Donate to Mama Biashara now

Theatre MAD
The Make A Difference Trust fights HIV & AIDS one stage at a time. Their UK and International grant-making strategy is based on five criteria that raise awareness, educate, and provide care and support for the most vulnerable in society. A host of fundraising events, including Bucket Collections, Late Night Cabarets, West End Eurovision, West End Bares and A West End Christmas continue to raise funds for projects both in the UK and Sub-Saharan Africa.
Donate to Theatre MAD now

Acting For Others
Acting for Others provides financial and emotional support to all theatre workers in times of need through the 14 member charities. During the COVID-19 crisis Acting for Others have raised over £600,000 to support theatre workers affected by the pandemic.
Donate to Acting For Others now

Performances

Location

The Blurb

Physical theatre, comedy and poetry combine in Scott Wings' fantasy tale Icarus Falling. Set inside the mythical Icarus as he plummets to the sea, this play explores gender, identity and love, all to a hip-hop soundtrack with feathers and wax. Highly imaginative, hilarious and raw, Icarus Falling is a testament to the space between the sun and the sea.

Most Popular See More

SIX

From £29.00

More Info

Find Tickets

Life of Pi

From £19.00

More Info

Find Tickets

Pretty Woman: The Musical

From £18.00

More Info

Find Tickets

Tina - The Tina Turner Musical

From £13.00

More Info

Find Tickets

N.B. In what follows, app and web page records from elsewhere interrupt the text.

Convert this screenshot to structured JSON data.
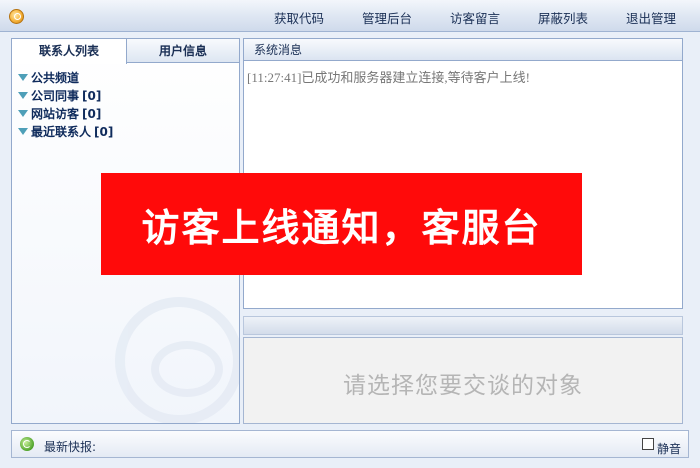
{
  "menu": {
    "items": [
      "获取代码",
      "管理后台",
      "访客留言",
      "屏蔽列表",
      "退出管理"
    ]
  },
  "left_panel": {
    "tabs": [
      "联系人列表",
      "用户信息"
    ],
    "groups": [
      {
        "label": "公共频道",
        "count": ""
      },
      {
        "label": "公司同事",
        "count": "[0]"
      },
      {
        "label": "网站访客",
        "count": "[0]"
      },
      {
        "label": "最近联系人",
        "count": "[0]"
      }
    ]
  },
  "system": {
    "title": "系统消息",
    "message": "[11:27:41]已成功和服务器建立连接,等待客户上线!"
  },
  "chat": {
    "prompt": "请选择您要交谈的对象"
  },
  "bottom": {
    "news_label": "最新快报:",
    "mute_label": "静音",
    "mute_checked": false
  },
  "banner": {
    "text": "访客上线通知，客服台"
  },
  "colors": {
    "banner_bg": "#ff0a0a",
    "panel_border": "#93a9cc",
    "tree_triangle": "#4e9fb8"
  }
}
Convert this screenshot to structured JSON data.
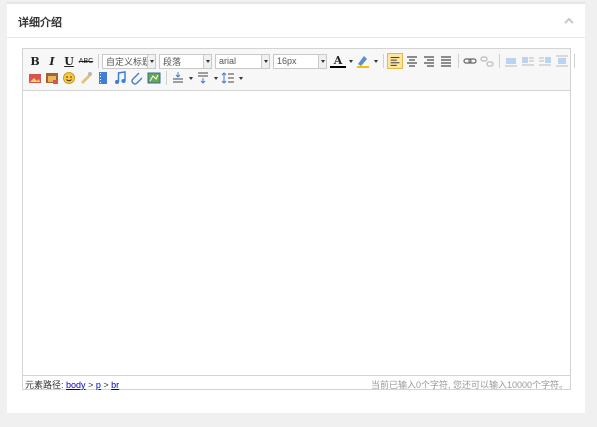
{
  "panel": {
    "title": "详细介绍",
    "collapse_icon": "chevron-up-icon"
  },
  "toolbar": {
    "bold": "B",
    "italic": "I",
    "underline": "U",
    "strike": "ABC",
    "custom_title_select": "自定义标题",
    "paragraph_select": "段落",
    "font_family_select": "arial",
    "font_size_select": "16px",
    "font_color": "A"
  },
  "statusbar": {
    "path_prefix": "元素路径:",
    "path_body": "body",
    "path_sep1": ">",
    "path_p": "p",
    "path_sep2": ">",
    "path_br": "br",
    "word_count": "当前已输入0个字符, 您还可以输入10000个字符。"
  },
  "colors": {
    "active_bg": "#ffe69f",
    "link": "#0000cc",
    "icon_blue": "#3c7ed8"
  }
}
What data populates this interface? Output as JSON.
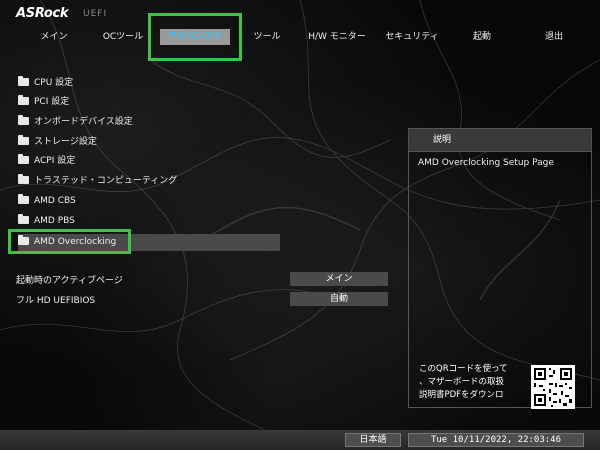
{
  "header": {
    "logo": "ASRock",
    "logo_sub": "UEFI",
    "tabs": [
      {
        "label": "メイン"
      },
      {
        "label": "OCツール"
      },
      {
        "label": "アドバンスド"
      },
      {
        "label": "ツール"
      },
      {
        "label": "H/W モニター"
      },
      {
        "label": "セキュリティ"
      },
      {
        "label": "起動"
      },
      {
        "label": "退出"
      }
    ],
    "active_tab": "アドバンスド",
    "highlight_color": "#3ec24a",
    "active_tab_text_color": "#2fc6ff"
  },
  "menu": {
    "items": [
      {
        "label": "CPU 設定"
      },
      {
        "label": "PCI 設定"
      },
      {
        "label": "オンボードデバイス設定"
      },
      {
        "label": "ストレージ設定"
      },
      {
        "label": "ACPI 設定"
      },
      {
        "label": "トラステッド・コンピューティング"
      },
      {
        "label": "AMD CBS"
      },
      {
        "label": "AMD PBS"
      },
      {
        "label": "AMD Overclocking"
      }
    ],
    "selected": "AMD Overclocking",
    "icon": "folder-icon"
  },
  "settings": [
    {
      "label": "起動時のアクティブページ",
      "value": "メイン"
    },
    {
      "label": "フル HD UEFIBIOS",
      "value": "自動"
    }
  ],
  "description": {
    "title": "説明",
    "text": "AMD Overclocking Setup Page",
    "qr_lines": [
      "このQRコードを使って",
      "、マザーボードの取扱",
      "説明書PDFをダウンロ"
    ]
  },
  "footer": {
    "language": "日本語",
    "datetime": "Tue 10/11/2022, 22:03:46"
  }
}
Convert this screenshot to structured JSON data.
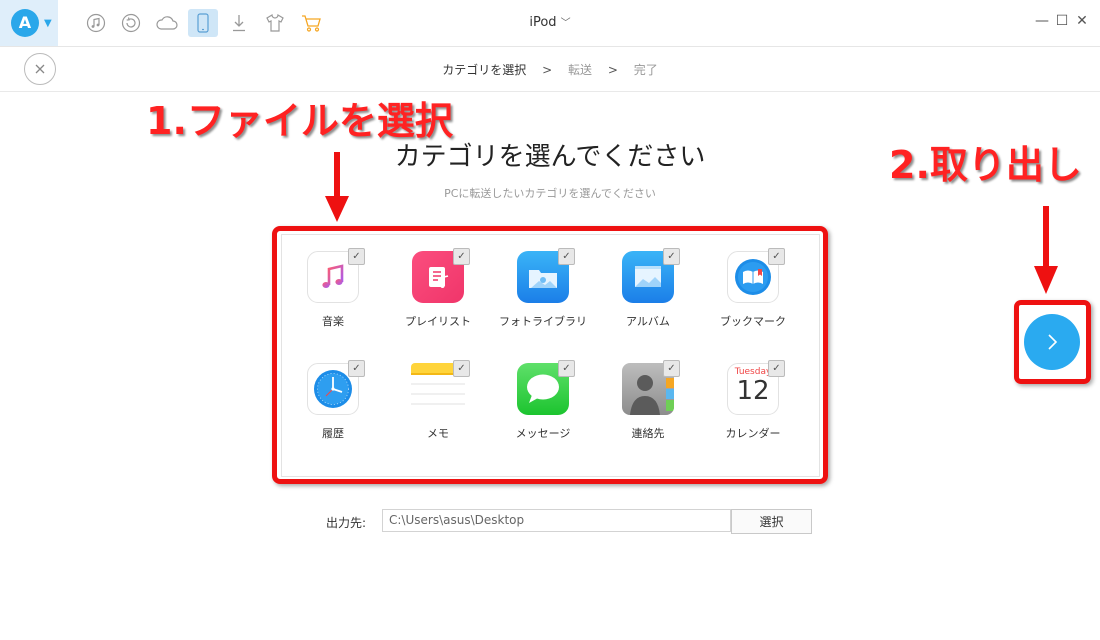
{
  "window": {
    "title": "iPod"
  },
  "toolbar": {
    "icons": [
      "music-icon",
      "history-icon",
      "cloud-icon",
      "device-icon",
      "download-icon",
      "tshirt-icon",
      "cart-icon"
    ]
  },
  "steps": {
    "current": "カテゴリを選択",
    "next": "転送",
    "last": "完了",
    "sep": ">"
  },
  "annotations": {
    "step1": "1.ファイルを選択",
    "step2": "2.取り出し"
  },
  "main": {
    "heading": "カテゴリを選んでください",
    "subheading": "PCに転送したいカテゴリを選んでください"
  },
  "categories": [
    {
      "label": "音楽",
      "checked": true
    },
    {
      "label": "プレイリスト",
      "checked": true
    },
    {
      "label": "フォトライブラリ",
      "checked": true
    },
    {
      "label": "アルバム",
      "checked": true
    },
    {
      "label": "ブックマーク",
      "checked": true
    },
    {
      "label": "履歴",
      "checked": true
    },
    {
      "label": "メモ",
      "checked": true
    },
    {
      "label": "メッセージ",
      "checked": true
    },
    {
      "label": "連絡先",
      "checked": true
    },
    {
      "label": "カレンダー",
      "checked": true
    }
  ],
  "calendar": {
    "weekday": "Tuesday",
    "day": "12"
  },
  "output": {
    "label": "出力先:",
    "path": "C:\\Users\\asus\\Desktop",
    "button": "選択"
  },
  "checkmark": "✓",
  "colors": {
    "accent": "#2aaaf0",
    "annotation": "#ee1111"
  }
}
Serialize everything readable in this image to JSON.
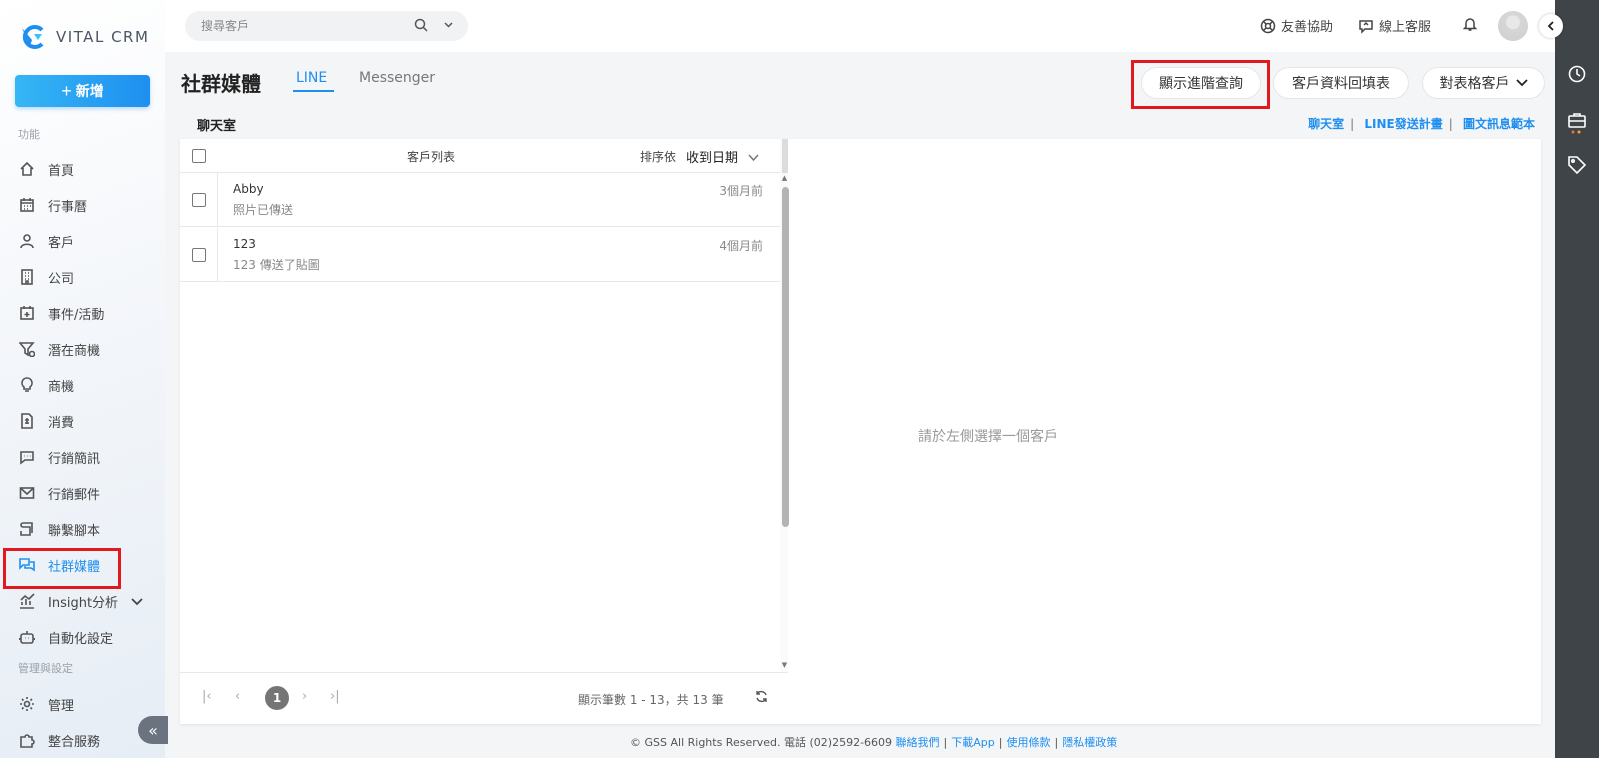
{
  "brand": {
    "name": "VITAL CRM"
  },
  "sidebar": {
    "new_label": "新增",
    "section_function": "功能",
    "section_admin": "管理與設定",
    "items": [
      {
        "label": "首頁"
      },
      {
        "label": "行事曆"
      },
      {
        "label": "客戶"
      },
      {
        "label": "公司"
      },
      {
        "label": "事件/活動"
      },
      {
        "label": "潛在商機"
      },
      {
        "label": "商機"
      },
      {
        "label": "消費"
      },
      {
        "label": "行銷簡訊"
      },
      {
        "label": "行銷郵件"
      },
      {
        "label": "聯繫腳本"
      },
      {
        "label": "社群媒體"
      },
      {
        "label": "Insight分析"
      },
      {
        "label": "自動化設定"
      }
    ],
    "admin_items": [
      {
        "label": "管理"
      },
      {
        "label": "整合服務"
      }
    ]
  },
  "topbar": {
    "search_placeholder": "搜尋客戶",
    "assist_label": "友善協助",
    "support_label": "線上客服"
  },
  "page": {
    "title": "社群媒體",
    "tabs": [
      {
        "label": "LINE",
        "active": true
      },
      {
        "label": "Messenger",
        "active": false
      }
    ],
    "actions": {
      "advanced_query": "顯示進階查詢",
      "customer_form": "客戶資料回填表",
      "table_customers": "對表格客戶"
    },
    "section_label": "聊天室",
    "quick_links": [
      "聊天室",
      "LINE發送計畫",
      "圖文訊息範本"
    ]
  },
  "customer_list": {
    "title": "客戶列表",
    "sort_label": "排序依",
    "sort_value": "收到日期",
    "rows": [
      {
        "name": "Abby",
        "message": "照片已傳送",
        "time": "3個月前"
      },
      {
        "name": "123",
        "message": "123 傳送了貼圖",
        "time": "4個月前"
      }
    ],
    "pagination": {
      "current_page": "1",
      "summary": "顯示筆數 1 - 13，共 13 筆"
    }
  },
  "detail": {
    "empty_message": "請於左側選擇一個客戶"
  },
  "footer": {
    "copyright": "© GSS All Rights Reserved. 電話 (02)2592-6609",
    "links": [
      "聯絡我們",
      "下載App",
      "使用條款",
      "隱私權政策"
    ]
  },
  "colors": {
    "accent": "#1e8ff0",
    "highlight": "#e1191f",
    "rail": "#3f4449"
  }
}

Only Fools and Horses - The Musical

From £27.00

More Info

Find Tickets

Hairspray

From £21.00

More Info

Find Tickets